What caused the divorce? It doesn’t seem to have been martial law. Imposed ostensibly to tame the Taliban, Musharraf’s aim was to purge the Supreme Court of those judges (including, again, Chaudhry) who were about to rule invalid his presidential “election” in October. Until recently Bhutto was still open to negotiations with the General if he lifted the emergency, restored the Constitution and stood down as army chief. Last Sunday she lauded his promise to hold elections before January 9.
Two fears spurred her revolt, say sources. One was Musharraf’s preference that elections be held under martial law–with the opposition jailed, the media muzzled and the judiciary shackled. “Emergency rule gives Musharraf supreme power over the electoral process. With such rigging, the PPP wouldn’t stand a chance,” says political analyst Hasan Askari Rizvi.
The other was the realization that the PPP alone lacked the power to take on the regime, despite the impressive show it marshaled for the leader’s return to Pakistan in October.
On two occasions Bhutto has tried to rally the masses against martial law–once in Rawalpindi on November 9 and again in Lahore on 13 November on a “long march for democracy”–and both times none but hardened PPP cadre showed. Lawyers, civil society groups, other political parties, ordinary people, were nowhere. The enormous contradiction of denouncing the dictatorship while defending the deal was taking its toll. “This thing won’t take off if we fly solo,” admitted PPP lawmaker Yusuf Raza Gilani.
Bhutto says she now wants to fly in formation. She has reached out to eight opposition leaders, including her old nemesis, former prime minister Nawaz Sharif. These should form an all-party alliance based on a “single point agenda,” she says, in which Musharraf is ousted and Pakistan’s 1973 Constitution restored, a document that explicitly subordinates the army to civilian rule. But unless such unity is translated into agitation it won’t mean a thing, says Rizvi.
“If opposition can sustain street protests against the regime, then cracks in the army may appear and Washington will have to rethink its policy. But if Bhutto and the opposition parties simply posture, Musharraf can hang on.”
Hanging on seems to be US policy for now. Sources say Negroponte will rehearse his master’s voice when he meets Musharraf and perhaps Bhutto at the weekend. George W. Bush has said martial law should be lifted before elections and Musharraf should step down as army chief, “since you can’t be head of the military and the president at the same time.” (This of course is what Musharraf has been for the past five years, with never a demur from Bush.)

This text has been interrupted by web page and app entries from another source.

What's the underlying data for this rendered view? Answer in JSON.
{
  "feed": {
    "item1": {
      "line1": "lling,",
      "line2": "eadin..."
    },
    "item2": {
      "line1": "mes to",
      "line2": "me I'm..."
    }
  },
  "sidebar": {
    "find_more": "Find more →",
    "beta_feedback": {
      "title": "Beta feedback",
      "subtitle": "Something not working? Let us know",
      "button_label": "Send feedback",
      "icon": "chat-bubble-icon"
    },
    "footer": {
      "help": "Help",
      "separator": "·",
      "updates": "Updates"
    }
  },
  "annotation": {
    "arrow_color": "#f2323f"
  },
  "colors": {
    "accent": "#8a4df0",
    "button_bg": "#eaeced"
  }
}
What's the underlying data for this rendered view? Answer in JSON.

Musharraf is already moving on the latter, signaling he will resign his army position once the “new” Supreme Court rules valid his election. And Washington has signaled it won’t make a big deal if a quisling judiciary does the ruling. A week ago Bhutto may have been amenable to such a remarriage, says Rizvi. It’s harder now. “The opposition and the lawyers have made the reinstatement of an independent judiciary a key demand. If Benazir ignores it, she’s doomed.”
And so would be Pakistan, says Nasim Zehra, another analyst. She says the root of the problem is not so much democracy as “the rule of law.” She sees two roads out of the current crisis. One is the “Pakistani way that says you cannot have genuine democracy with a dismantled judiciary. The other is the American way that says let’s get Musharraf out of uniform, have elections and lift the curbs on the media, i.e. let’s have the trappings of democracy but not the substance.”

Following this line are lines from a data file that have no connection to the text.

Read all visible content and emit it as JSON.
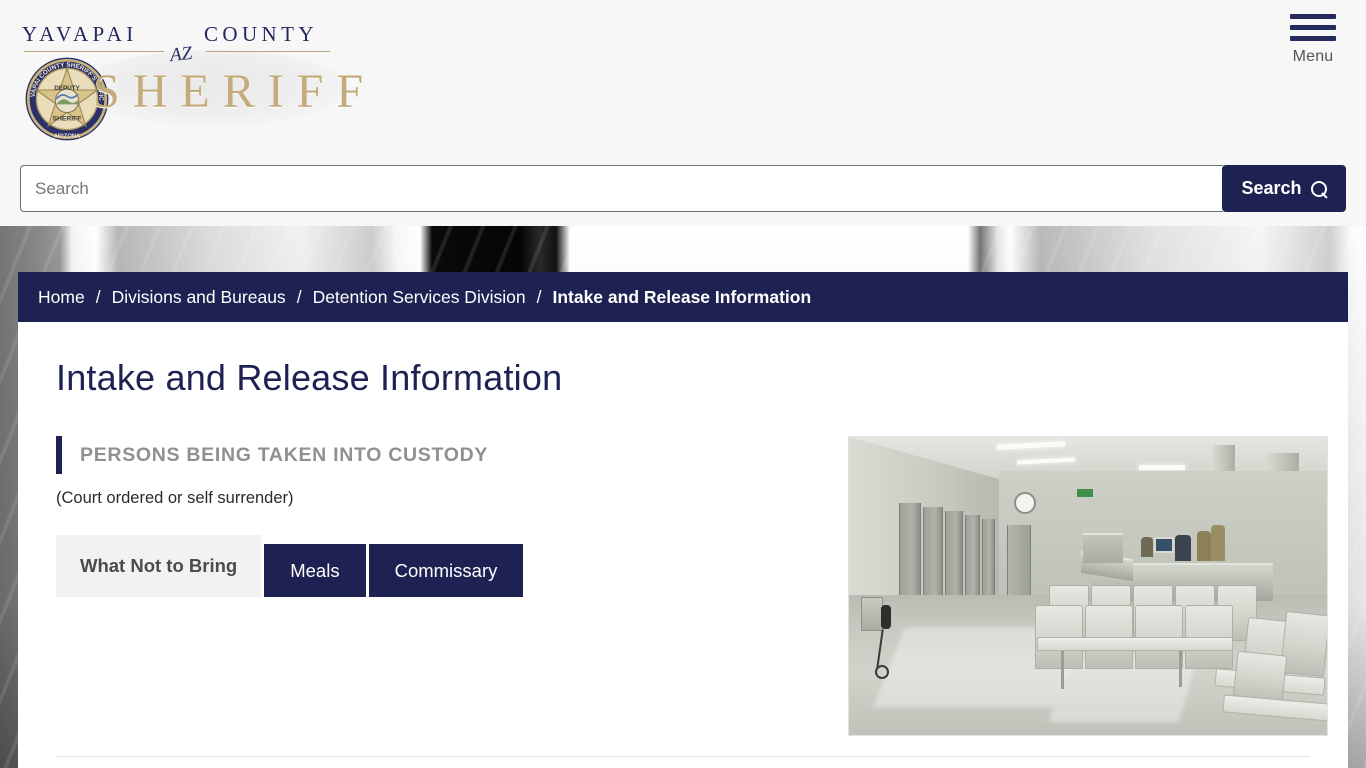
{
  "header": {
    "logo": {
      "line1_word1": "YAVAPAI",
      "line1_state": "AZ",
      "line1_word2": "COUNTY",
      "line2": "SHERIFF",
      "badge_alt": "sheriff-badge"
    },
    "menu": {
      "label": "Menu",
      "icon": "hamburger-icon"
    }
  },
  "search": {
    "placeholder": "Search",
    "value": "",
    "button_label": "Search",
    "button_icon": "magnifier-icon"
  },
  "breadcrumb": {
    "separator": "/",
    "items": [
      {
        "label": "Home",
        "current": false
      },
      {
        "label": "Divisions and Bureaus",
        "current": false
      },
      {
        "label": "Detention Services Division",
        "current": false
      },
      {
        "label": "Intake and Release Information",
        "current": true
      }
    ]
  },
  "main": {
    "page_title": "Intake and Release Information",
    "section_title": "PERSONS BEING TAKEN INTO CUSTODY",
    "section_subtitle": "(Court ordered or self surrender)",
    "tabs": [
      {
        "label": "What Not to Bring",
        "active": true
      },
      {
        "label": "Meals",
        "active": false
      },
      {
        "label": "Commissary",
        "active": false
      }
    ],
    "panel_text": "",
    "photo_alt": "jail-intake-lobby-photo"
  },
  "hero": {
    "alt": "jail-corridor-banner-photo"
  },
  "colors": {
    "navy": "#1d2252",
    "gold": "#c3ac79",
    "header_bg": "#f7f7f7",
    "tab_active_bg": "#f2f2f2",
    "section_title_gray": "#8f9094"
  }
}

If the first road is taken, says Zehra, Pakistanis may finally be able to tackle the issue that has blighted their state almost since its inception: “the exercise of power without accountability.” If the American road is taken, “the polarization will deepen and extremism and political violence will increase. It’s a recipe for disaster.”